Summary Of Stephanie Coontz's The Way We Never Were Summary
Beginning with the single parent families the myth is that single parent families are only a new trend when really they’ve been around for centuries. Coontz says that at the beginning of the 19th century one parent households were common because of the extremely high death rate that plagued the nations. Similarly, step families which one would think is a recent idea has also been around since the 19th century due to the high death rate which increased the chances of remarrying and combining families. The myth that …show more content…

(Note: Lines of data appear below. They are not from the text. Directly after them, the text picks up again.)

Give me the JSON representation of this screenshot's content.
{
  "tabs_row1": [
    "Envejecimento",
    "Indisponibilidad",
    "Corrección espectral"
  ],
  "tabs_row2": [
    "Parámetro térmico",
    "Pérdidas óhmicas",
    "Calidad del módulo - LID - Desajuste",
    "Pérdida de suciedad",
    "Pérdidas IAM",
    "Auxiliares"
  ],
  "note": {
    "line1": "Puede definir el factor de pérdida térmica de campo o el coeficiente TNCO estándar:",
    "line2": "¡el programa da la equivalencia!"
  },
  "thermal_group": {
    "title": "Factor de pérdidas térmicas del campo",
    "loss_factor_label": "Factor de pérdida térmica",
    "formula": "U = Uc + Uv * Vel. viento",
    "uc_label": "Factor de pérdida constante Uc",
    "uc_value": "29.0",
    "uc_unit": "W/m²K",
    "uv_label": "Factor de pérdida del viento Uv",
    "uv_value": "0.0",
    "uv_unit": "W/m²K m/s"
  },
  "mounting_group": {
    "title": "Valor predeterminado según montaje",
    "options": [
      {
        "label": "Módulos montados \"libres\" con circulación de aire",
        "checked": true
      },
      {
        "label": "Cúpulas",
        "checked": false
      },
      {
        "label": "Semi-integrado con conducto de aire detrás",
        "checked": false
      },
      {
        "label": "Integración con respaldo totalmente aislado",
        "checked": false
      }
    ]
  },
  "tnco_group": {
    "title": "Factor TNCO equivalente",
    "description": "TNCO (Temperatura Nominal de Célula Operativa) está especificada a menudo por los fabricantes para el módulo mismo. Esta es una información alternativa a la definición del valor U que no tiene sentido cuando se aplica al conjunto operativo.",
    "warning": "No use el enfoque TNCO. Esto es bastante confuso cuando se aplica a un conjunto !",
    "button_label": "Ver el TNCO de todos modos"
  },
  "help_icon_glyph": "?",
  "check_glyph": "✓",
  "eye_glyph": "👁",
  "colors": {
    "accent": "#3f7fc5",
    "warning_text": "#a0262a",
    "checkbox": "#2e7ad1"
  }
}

In regards to divorce the myth was that it never occurred in history but in reality divorce was quite common. For people in the upper class they would marry incestuously so that divorce was easier because the church didn’t permit incest. Similarly, for people in the lower class they could live with a person that they either were or were not married to and then divorce that person by claiming that they gave words of consent to someone else. The myth that adultery and having sexual intercourse out of wedlock didn’t exist in history was false because as Coontz explains, many political figures had mistresses and it wasn’t unheard of. In addition, we see that marriages were more stable leading up to, and throughout, the 19th century because the man and woman were seen as one; this is because women were property and men controlled their every move so it was hard to have independence. Today we know that marriages can be more problematic because there is more autonomy and fluidity.
Speaking of fluidity in marriage, when Coontz discusses marital partners, she reinforces that it is no myth that arranged marriages were the most common in history and in